California’s Supreme Court said today the state can dissolve its redevelopment agencies. It also struck down a law that forced the entities to pay the state $1.7 billion this year to reopen.
Redevelopment agencies use a portion of local property tax to finance construction projects and create jobs in depressed areas.
Earlier this year state lawmakers voted to dissolve the agencies to get at $1.7 billion in redevelopment dollars to help plug a $26 billion deficit. But the state also passed a second law that allowed agencies to stay open if they “volunteered” to give the a collective $1.7 billion to the state this year, and $400 million every year after that.

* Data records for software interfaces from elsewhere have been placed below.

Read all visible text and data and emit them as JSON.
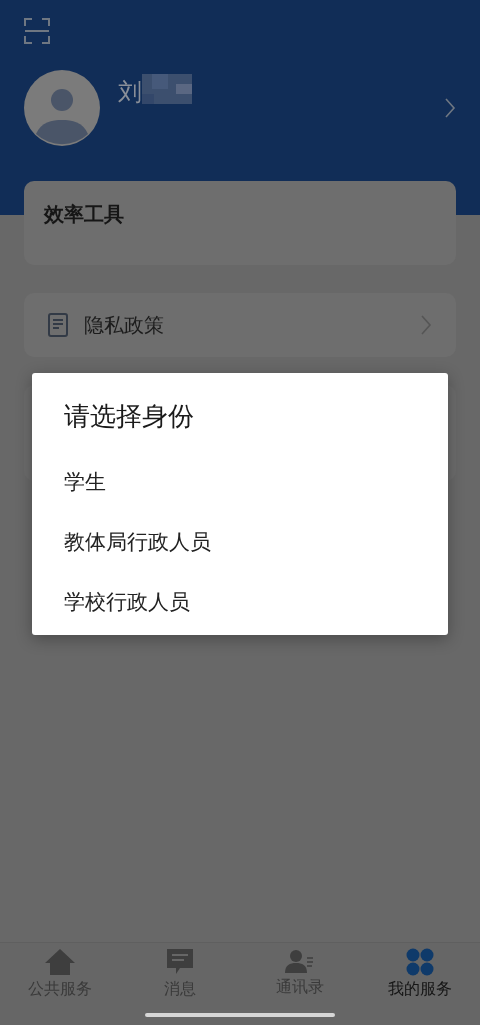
{
  "profile": {
    "name": "刘"
  },
  "tools_card": {
    "title": "效率工具"
  },
  "menu": [
    {
      "label": "隐私政策"
    }
  ],
  "dialog": {
    "title": "请选择身份",
    "options": [
      {
        "label": "学生"
      },
      {
        "label": "教体局行政人员"
      },
      {
        "label": "学校行政人员"
      }
    ]
  },
  "tabs": [
    {
      "label": "公共服务",
      "kind": "home",
      "selected": false
    },
    {
      "label": "消息",
      "kind": "message",
      "selected": false
    },
    {
      "label": "通讯录",
      "kind": "contacts",
      "selected": false
    },
    {
      "label": "我的服务",
      "kind": "services",
      "selected": true
    }
  ]
}
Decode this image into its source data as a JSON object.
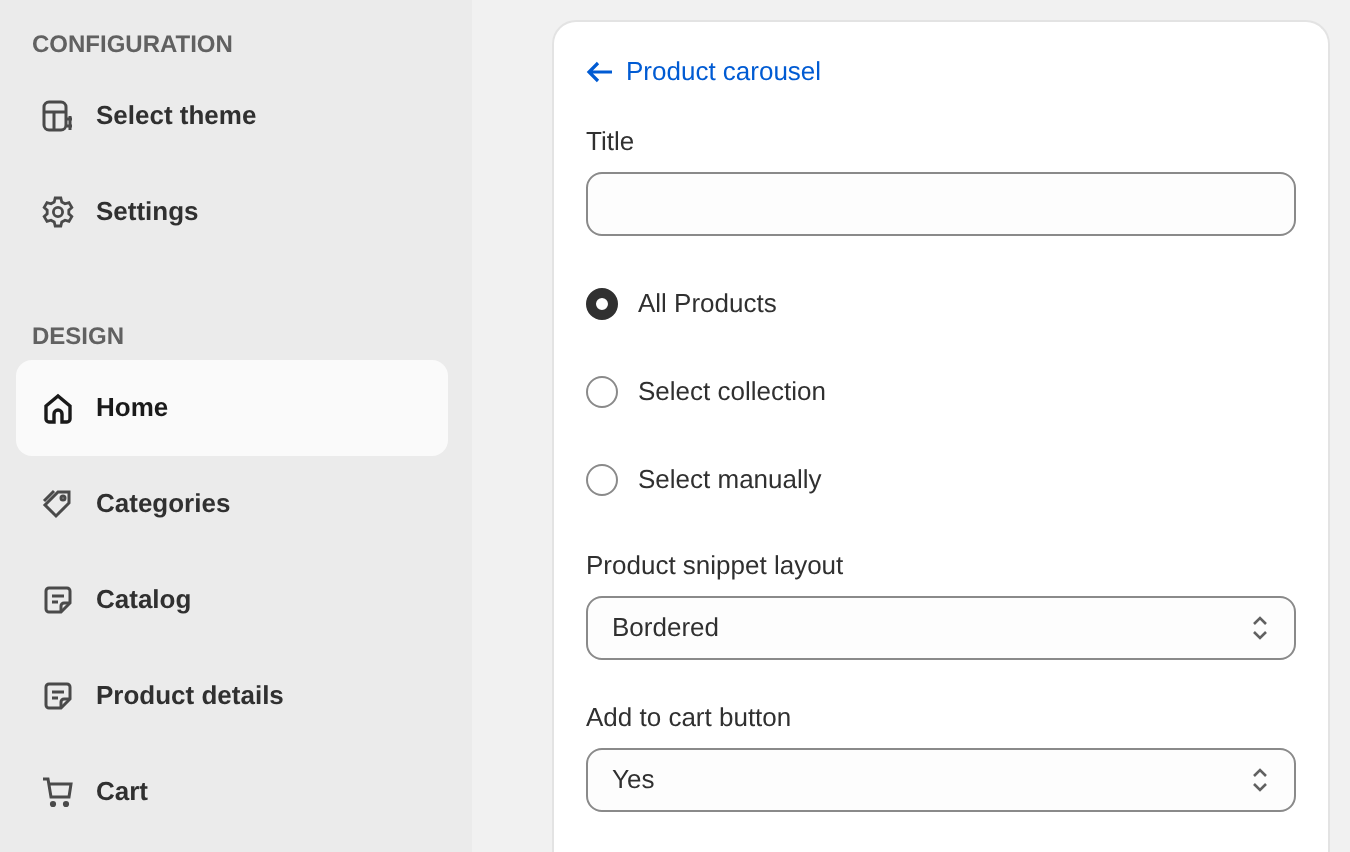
{
  "sidebar": {
    "sections": [
      {
        "heading": "CONFIGURATION",
        "items": [
          {
            "label": "Select theme",
            "selected": false
          },
          {
            "label": "Settings",
            "selected": false
          }
        ]
      },
      {
        "heading": "DESIGN",
        "items": [
          {
            "label": "Home",
            "selected": true
          },
          {
            "label": "Categories",
            "selected": false
          },
          {
            "label": "Catalog",
            "selected": false
          },
          {
            "label": "Product details",
            "selected": false
          },
          {
            "label": "Cart",
            "selected": false
          }
        ]
      }
    ]
  },
  "panel": {
    "back_link": "Product carousel",
    "title_field": {
      "label": "Title"
    },
    "radios": [
      {
        "label": "All Products",
        "selected": true
      },
      {
        "label": "Select collection",
        "selected": false
      },
      {
        "label": "Select manually",
        "selected": false
      }
    ],
    "selects": [
      {
        "label": "Product snippet layout",
        "value": "Bordered"
      },
      {
        "label": "Add to cart button",
        "value": "Yes"
      }
    ]
  }
}
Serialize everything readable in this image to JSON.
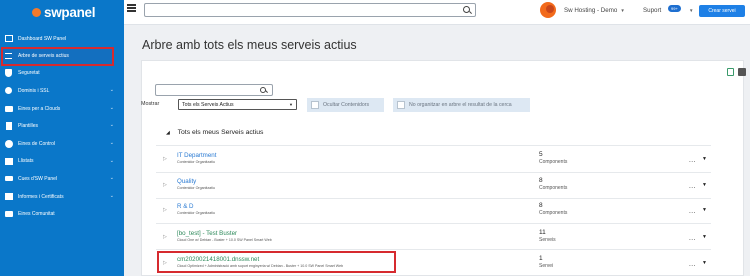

California’s Supreme Court unanimously agreed that the legislature has a right to dissolve agencies it created in the 1940s, but the majority of justices struck down the law that would force local agencies to give the state money in order to stay open. That violates Proposition 22, a 2010 measure that prevents the state from raiding local funds to balance its budget.
That leaves redevelopment agencies in a double-bind, on the brink of dissolution, without the ability to pay the state to remain open.
California’s chief justice Tani Cantil-Sakayue dissented on the court's decision to prevent agencies from delivering funds to the state, arguing that her colleagues had interpreted Prop. 22 too broadly.
"Today's ruling by the California Supreme Court validates a key component of the state budget," said Gov. Jerry Brown in a statement, "and guarantees more than a billion dollars of ongoing funding for schools and public safety."
The decision deals a blow to local governments. It means they’ve lost a funding source for low-income housing and construction projects, some of which (including a downtown project in San Jose and a transit project in Union City) will go literally half-finished.
"All over the state of California there are projects that've been on hold for the better part of a year that would be unable to go forward," Jim Kennedy, Executive Director of the CRA, told KPCC's Patt Morrison. "In every regional economy there's a fairly large number," he added.
Assemblyman Chris Norby (R) told AirTalk's Larry Mantle that he feels the court's decision makes legal and political sense.
"Redevelopment agencies were never intended to be a permanent form of government," he said. Instead, said Norby, they were intended to be a temporary solution to alleviate blight.
"It's a victory for those who believe in fiscal responsibility and it's a victory for the government as well," he said.
Meanwhile, Deputy Director of External Affairs for California's Department of Finance, characterized the ruling as a victory for K-12 schools, which he said would have had to trim their own budget had state legislators been unable to cut the redevelopment agencies' funds.
"We asked, 'what's priority for these budgets?'" said Palmer. "As a result of today's ruling, more than $1 billion will be going to K-12 schools this year."
This story has been updated.